"This government came in with tremendous expectations and I think the kind of expectations were probably unrealistic for any government," Rajan said responding to questions after his address to the Economic Club of New York on Tuesday.
 
He said in the minds of the people, Prime Minister Narendra Modi's image was that of "Ronald Reagan on a white horse" coming to slay anti-market forces and such comparison was "probably not appropriate."
 
Rajan, however, said the government has "taken steps to create the environment for investment, which I think is important." 
 
The government is "sensitive" to the concerns of investors and is looking into addressing economic issues, he said.
 
Rajan's remarks come as the Modi-led government completes one year in office this month, having received a commanding majority from an electorate that wanted jobs, economic development and respite from rising prices and corruption.
 
The Reserve Bank of India governor said a "big part" of the business environment is taxes and the government has said it will not bring retrospective taxation again.
 
"However once the tax authority levies a demand on you, there is a quasi-judicial nature of that proceeding and therefore it has to go through the courts before it is resolved. The government cannot intervene," Rajan said.
 
"Legacy issues are winding their way through the courts, including issues based on laws that existed before they were changed," he said.
 
The corporate tax rate will also come down one per cent every year going forward, he added.
 
The former International Monetary Fund chief economist said "perhaps" India could have done a "better job" in handling these issues but "going forward the government says no more of this kind of stuff we will do." 
 
Rajan said there are several areas where the government has taken more "serious and significant" advances to improve investor confidence and propel growth.
 
On the issue of subsidies, he said petrol and diesel subsidies have gone.
 
"Going forward these subsidies will be transferred directly into bank accounts," he said, adding that already the cooking gas subsidy is being transferred directly to bank accounts.
 
Rajan said there is a "broad consensus" for the Goods and Services Tax (GST) and while he had hoped for the GST Bill to have passed in the just concluded session of Parliament, he feels there is "enough momentum" that "it will be done well in time and roll out by March 31 or April 1 next year." 
 
"In fact (the government) is going ahead with the apparatus to ensure that it is actually done," Rajan said.
 
Another key legislation that the government is focussing on is the Land Acquisition Bill, which is important from the perspective of certain public works, Rajan said.
 
He said that since different states have their own land acquisition bills, some commentators have suggested the possibility that the states should decide for themselves as to how to implement their respective land acquisition provisions.
 
There are tremendous plans for investment, particularly in the Mumbai-Delhi industrial corridor and freight corridors, the RBI governor said.
 
"My sense is that things are happening," he said.
 
Rajan also called the government's spending cuts "significant," and said "there has been some amount of fiscal consolidation over and above what the government is owning up to." 
 
With the current account deficit also projected to come down from more than four per cent to 1.5 per cent this year, Rajan said "the big deficit numbers have come down" and the focus is on growth.
 
He, however, said while investment intention and investment is picking up, the pace can be faster.
 
Playing With Fire

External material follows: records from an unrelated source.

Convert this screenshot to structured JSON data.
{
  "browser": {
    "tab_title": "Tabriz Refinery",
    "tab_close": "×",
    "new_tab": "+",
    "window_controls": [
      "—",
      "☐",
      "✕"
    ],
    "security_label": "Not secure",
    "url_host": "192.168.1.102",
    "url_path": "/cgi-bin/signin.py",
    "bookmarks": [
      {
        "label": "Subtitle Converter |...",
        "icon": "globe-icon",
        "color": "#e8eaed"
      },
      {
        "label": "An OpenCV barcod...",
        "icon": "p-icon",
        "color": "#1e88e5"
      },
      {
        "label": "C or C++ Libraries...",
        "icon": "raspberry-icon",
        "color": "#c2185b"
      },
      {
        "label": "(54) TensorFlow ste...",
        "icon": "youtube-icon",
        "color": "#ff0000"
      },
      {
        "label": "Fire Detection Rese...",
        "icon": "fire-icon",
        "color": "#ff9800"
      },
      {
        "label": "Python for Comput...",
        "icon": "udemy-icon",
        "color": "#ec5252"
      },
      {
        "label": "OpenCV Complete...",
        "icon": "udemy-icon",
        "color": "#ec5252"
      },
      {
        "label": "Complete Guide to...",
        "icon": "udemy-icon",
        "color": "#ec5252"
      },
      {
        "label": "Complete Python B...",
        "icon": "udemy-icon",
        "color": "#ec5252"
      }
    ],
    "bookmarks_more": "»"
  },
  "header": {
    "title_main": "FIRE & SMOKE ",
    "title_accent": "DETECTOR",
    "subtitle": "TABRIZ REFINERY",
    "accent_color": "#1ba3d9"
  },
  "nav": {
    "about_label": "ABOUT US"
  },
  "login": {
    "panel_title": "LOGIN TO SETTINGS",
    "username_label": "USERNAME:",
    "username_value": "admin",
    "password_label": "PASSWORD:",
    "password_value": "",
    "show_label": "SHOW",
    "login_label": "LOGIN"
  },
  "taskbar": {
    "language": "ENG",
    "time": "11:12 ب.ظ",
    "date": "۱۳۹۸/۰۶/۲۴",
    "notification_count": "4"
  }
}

The "spectre of deflation" is spurring the world's major central banks into a dangerous struggle for stronger domestic growth that imperils financial markets and ignores the needs of developing nations, the RBI chief said.
 
Rajan, making a familiar argument for better global coordination on monetary policy, said central bankers in developed economies should take more seriously their international responsibilities.
 
He called for better leadership from the IMF. The Fund, Rajan said, should examine each unconventional monetary policy that is proposed or in place around the world and decide whether it meets the greater good of the global economy.
 
"The current non-system in international monetary policy is, in my view, a source of substantial risk, both to sustainable growth as well as to the financial sector," Rajan told an audience of economists and investors in New York.
 
"I fear that in a world with weak aggregate demand, we may be engaged in a risky competition for a greater share of it," he added. "We are thereby also creating financial sector risks for when unconventional policies end."
 
The US Federal Reserve, the European Central Bank and the Bank of Japan have purchased more than $10 trillion in bonds to fight deflation and help kick-start growth in their respective economies following the global recession.
 
The mass monetary easing had sent a rush of funds into developing economies like India, sending currencies and stocks to records. More recently, the end of the Fed's bond-buying and the prospect of a US interest rate hike has had the opposite effect, stoking volatility in financial markets.
 
Rajan said that since "the spectre of deflation haunts central bankers," it is no wonder that developed countries do not want to settle for low growth "even if that is indeed their economy's potential."
 
Still they should not ignore their responsibilities to developing economies, he said, adding the IMF should be the arbiter of whether accommodative policies are "in- or out-of-bounds."
 
The "IMF is perfectly capable of doing these things. But it needs leadership. Because the central banks won't do it themselves, (the IMF) needs the political leadership," Rajan said.
 
"We have the organisation. It needs people to recognise that we are moving from crisis to crisis."
 
American, European and Japanese central bankers often acknowledge the volatile effects their policies have on the rest of the world. But they argue that even developing economies benefit from their stronger domestic economies.
 
IMF Managing Director Christine Lagarde has applauded the aggressive monetary easing by major central banks and has warned against a premature tightening in the United States.
 
(Agencies)